‘Yu-Gi-Oh!’ Creator Kazuki Takahashi Died Trying To Save Woman & Her Child



‘Yu-Gi-Oh!’ Creator Kazuki Takahashi Died Trying To Save Woman & Her 11-Year-Old Daughter From Drowning

‘Yu-Gi-Oh!’ Creator Kazuki Takahashi Died A Hero, Passed Away Trying To Save Woman & Her 11-Year-Old Daughter From Drowning

Kazuki Takahashi, author of the popular ‘Yu-Gi-Oh!’ manga series, died a ‘hero’ after diving into a riptide in an attempt to save an 11-year-old girl, her mother and a serviceman who were drowning.

The 60-year-old vanished off the coast of Okinawa, southern Japan, on July 4 and was initially thought to have been snorkeling when he died.

But a newly released report by the United States Department of Defence has now shed light on the tragedy, revealing Mr Takahashi put himself in harm’s way to save three strangers. Major Robert Bourgeau, a 49-year-old U.S. Army officer and scuba diving instructor, was also in the unforgiving waters attempting the rescue.

‘The conditions were really, really rough,’ he said. He was able to save the 11-year-old girl and doubled back for her mother, who was also struggling to stay afloat in the current. “I just kicked for all life,” Maj. Bourgeau recalled, noting he was quickly becoming ‘exhausted’ and at one stage even feared he would not survive.

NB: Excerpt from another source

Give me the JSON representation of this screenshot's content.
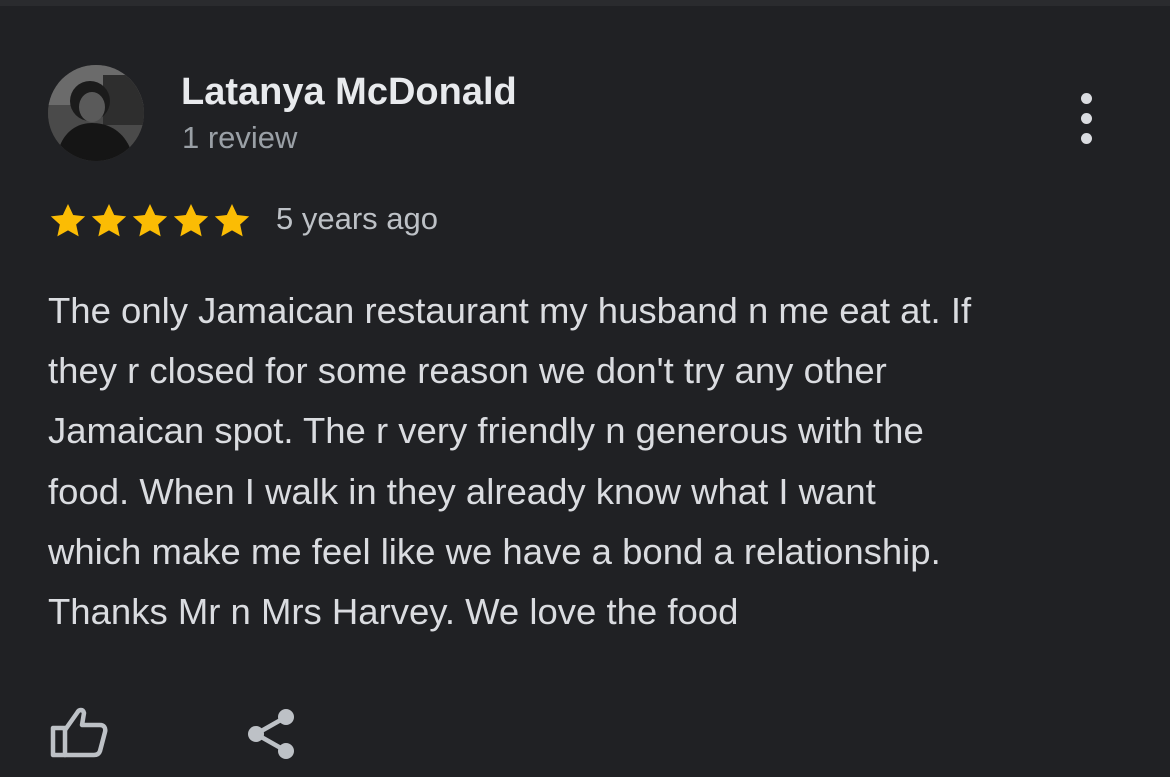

At some stage during the rescue, Mr Takahashi also jumped in to help the remaining victim – a 39-year-old U.S. soldier. ‘He’s a hero. He died trying to save someone else,’ Maj. Bourgeau said.

The 49-year-old serviceman said in his witness statement he never saw Mr Takahashi in the water, but his two scuba students briefly saw him from the shore before he disappeared beneath the waves. While there was a dangerous undercurrent, relentless six-foot waves were also battering down, creating a whirlpool effect and essentially sucking the group underwater.

Japanese media including public broadcaster NHK said Mr Takahashi was found some 328 yards offshore and pulled from the water two days after he disappeared. ‘Yu-Gi-Oh!’ ran in the Japanese weekly comic magazine Shonen Jump between 1996 and 2004.

Click to comment

You must be logged in to post a comment logged in Login

Leave a Reply

Subscribe to Blog via Email

Enter your email address to subscribe to this blog and receive notifications of new posts by email.